**Provided records**.
^^^^^^^^
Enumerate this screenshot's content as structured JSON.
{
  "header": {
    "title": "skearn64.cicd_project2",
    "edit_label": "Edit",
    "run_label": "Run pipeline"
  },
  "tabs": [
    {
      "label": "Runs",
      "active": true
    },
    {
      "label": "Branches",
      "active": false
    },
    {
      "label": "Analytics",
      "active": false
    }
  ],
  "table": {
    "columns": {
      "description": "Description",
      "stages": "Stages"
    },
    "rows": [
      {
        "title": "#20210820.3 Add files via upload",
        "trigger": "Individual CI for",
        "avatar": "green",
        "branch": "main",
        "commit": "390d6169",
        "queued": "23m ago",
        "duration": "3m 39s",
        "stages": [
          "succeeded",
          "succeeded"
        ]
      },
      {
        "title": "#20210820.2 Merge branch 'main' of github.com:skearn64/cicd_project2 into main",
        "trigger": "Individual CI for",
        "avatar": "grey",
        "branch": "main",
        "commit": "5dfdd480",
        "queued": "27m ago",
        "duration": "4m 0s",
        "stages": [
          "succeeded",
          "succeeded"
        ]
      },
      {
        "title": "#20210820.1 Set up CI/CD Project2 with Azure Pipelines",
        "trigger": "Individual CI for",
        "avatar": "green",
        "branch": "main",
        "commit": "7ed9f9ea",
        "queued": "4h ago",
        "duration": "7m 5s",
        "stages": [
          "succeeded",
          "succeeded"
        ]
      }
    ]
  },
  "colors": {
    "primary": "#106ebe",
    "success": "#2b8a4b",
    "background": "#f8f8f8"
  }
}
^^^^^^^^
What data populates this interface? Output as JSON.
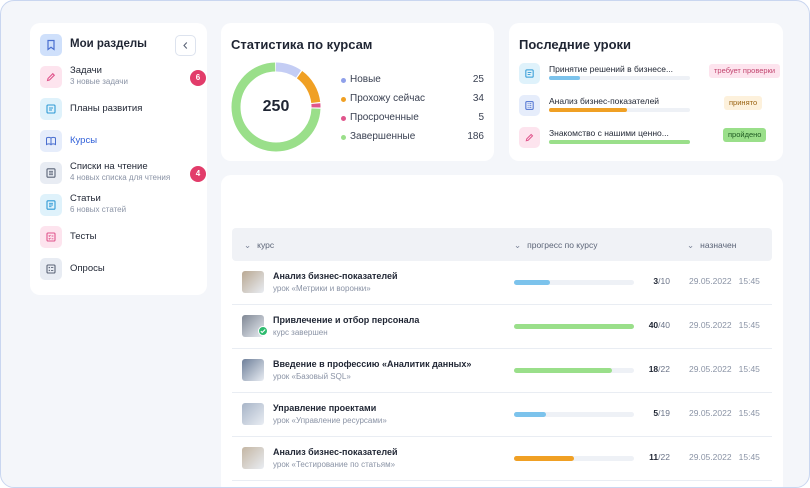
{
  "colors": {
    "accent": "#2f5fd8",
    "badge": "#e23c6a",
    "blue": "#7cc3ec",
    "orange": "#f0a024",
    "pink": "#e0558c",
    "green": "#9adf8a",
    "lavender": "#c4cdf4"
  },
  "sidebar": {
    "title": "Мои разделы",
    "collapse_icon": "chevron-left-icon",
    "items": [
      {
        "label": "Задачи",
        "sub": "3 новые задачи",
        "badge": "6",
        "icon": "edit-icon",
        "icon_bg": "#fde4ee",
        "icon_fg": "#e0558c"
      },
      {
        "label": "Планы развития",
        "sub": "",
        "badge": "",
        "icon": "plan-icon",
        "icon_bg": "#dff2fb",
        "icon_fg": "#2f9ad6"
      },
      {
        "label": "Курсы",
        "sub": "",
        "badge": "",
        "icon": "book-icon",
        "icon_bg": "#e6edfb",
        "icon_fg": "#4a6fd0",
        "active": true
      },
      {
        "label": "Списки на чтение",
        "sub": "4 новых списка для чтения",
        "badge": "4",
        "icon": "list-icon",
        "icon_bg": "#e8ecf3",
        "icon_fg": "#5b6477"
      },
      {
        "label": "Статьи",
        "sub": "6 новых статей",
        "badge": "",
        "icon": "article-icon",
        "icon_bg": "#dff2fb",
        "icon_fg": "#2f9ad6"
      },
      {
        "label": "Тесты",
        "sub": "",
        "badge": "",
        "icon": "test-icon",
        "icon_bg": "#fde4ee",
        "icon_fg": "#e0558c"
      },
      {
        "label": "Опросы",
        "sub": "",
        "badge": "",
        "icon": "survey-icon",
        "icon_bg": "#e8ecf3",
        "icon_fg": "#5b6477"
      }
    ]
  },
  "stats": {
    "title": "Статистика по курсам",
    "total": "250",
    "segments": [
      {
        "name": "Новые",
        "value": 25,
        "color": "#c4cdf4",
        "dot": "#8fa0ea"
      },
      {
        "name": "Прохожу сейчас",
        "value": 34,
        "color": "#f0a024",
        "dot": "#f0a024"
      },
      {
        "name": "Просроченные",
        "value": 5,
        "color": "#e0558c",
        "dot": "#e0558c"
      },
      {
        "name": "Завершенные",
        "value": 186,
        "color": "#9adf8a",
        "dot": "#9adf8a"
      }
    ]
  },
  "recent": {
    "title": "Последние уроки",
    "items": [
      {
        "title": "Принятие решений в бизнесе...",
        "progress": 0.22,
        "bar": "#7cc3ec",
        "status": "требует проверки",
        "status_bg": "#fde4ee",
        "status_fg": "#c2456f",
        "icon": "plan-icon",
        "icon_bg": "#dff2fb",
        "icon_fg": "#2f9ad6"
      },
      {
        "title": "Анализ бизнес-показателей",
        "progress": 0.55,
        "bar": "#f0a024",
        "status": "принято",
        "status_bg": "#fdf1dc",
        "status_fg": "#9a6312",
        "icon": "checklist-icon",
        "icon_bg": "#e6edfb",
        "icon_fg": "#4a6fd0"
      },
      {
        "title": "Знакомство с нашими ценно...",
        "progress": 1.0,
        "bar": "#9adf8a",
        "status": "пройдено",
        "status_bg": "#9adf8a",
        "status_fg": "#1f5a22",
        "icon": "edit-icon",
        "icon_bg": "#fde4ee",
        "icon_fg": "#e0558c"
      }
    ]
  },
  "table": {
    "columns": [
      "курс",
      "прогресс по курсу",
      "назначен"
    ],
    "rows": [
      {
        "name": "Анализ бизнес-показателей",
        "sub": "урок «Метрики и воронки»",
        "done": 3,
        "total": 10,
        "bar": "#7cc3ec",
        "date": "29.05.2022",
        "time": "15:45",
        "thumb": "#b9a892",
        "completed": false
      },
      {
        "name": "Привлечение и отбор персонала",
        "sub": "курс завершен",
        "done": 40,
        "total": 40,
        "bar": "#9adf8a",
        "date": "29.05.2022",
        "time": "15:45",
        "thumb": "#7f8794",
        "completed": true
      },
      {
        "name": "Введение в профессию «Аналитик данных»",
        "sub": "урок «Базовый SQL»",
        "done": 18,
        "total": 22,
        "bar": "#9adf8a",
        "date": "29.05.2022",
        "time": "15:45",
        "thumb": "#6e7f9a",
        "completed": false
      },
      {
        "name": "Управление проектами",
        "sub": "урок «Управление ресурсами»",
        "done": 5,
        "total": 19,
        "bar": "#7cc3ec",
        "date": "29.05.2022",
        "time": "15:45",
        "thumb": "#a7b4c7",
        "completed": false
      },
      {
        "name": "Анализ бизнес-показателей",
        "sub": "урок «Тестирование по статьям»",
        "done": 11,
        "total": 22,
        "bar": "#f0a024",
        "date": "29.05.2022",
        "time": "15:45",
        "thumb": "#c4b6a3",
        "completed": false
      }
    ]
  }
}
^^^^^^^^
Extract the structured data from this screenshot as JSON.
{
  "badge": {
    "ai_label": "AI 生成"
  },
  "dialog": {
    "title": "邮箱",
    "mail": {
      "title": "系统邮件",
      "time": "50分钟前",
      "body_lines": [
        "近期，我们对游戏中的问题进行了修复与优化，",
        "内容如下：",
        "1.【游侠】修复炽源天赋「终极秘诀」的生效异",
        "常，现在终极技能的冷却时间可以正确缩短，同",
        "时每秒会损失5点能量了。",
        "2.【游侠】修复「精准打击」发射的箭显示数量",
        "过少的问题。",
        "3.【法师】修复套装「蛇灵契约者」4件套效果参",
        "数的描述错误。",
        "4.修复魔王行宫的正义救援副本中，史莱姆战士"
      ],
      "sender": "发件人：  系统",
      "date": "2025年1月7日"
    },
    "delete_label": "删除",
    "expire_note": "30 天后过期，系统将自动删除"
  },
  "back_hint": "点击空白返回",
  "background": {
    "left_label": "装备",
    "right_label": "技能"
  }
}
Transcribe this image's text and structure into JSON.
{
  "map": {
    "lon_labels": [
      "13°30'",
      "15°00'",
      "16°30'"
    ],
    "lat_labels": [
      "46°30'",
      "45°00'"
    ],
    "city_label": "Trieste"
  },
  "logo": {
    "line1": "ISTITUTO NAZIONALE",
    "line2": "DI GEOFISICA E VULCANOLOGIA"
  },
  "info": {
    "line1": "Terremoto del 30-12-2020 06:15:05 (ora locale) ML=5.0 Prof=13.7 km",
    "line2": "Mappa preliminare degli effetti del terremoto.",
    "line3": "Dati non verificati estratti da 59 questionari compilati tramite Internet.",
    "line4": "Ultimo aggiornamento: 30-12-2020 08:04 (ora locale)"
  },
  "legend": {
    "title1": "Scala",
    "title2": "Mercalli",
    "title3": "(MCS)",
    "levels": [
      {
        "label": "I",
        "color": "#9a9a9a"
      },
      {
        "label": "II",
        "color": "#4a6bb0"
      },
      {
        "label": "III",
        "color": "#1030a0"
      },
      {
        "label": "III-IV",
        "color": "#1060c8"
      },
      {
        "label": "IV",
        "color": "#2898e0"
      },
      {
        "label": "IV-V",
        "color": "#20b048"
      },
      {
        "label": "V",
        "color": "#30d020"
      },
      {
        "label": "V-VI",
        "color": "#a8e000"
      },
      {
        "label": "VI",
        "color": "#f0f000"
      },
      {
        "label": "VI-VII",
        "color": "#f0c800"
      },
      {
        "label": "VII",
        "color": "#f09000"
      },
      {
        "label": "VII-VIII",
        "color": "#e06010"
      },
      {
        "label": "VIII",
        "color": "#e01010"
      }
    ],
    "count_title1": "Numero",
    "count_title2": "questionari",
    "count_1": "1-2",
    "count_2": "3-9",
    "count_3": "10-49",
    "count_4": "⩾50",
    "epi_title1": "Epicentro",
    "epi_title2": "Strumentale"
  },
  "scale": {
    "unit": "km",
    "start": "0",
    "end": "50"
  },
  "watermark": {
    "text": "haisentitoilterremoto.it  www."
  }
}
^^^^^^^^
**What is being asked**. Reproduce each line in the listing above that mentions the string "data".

**Result below**.
What data populates this interface? Output as JSON.
Extract the structured data from this screenshot as JSON.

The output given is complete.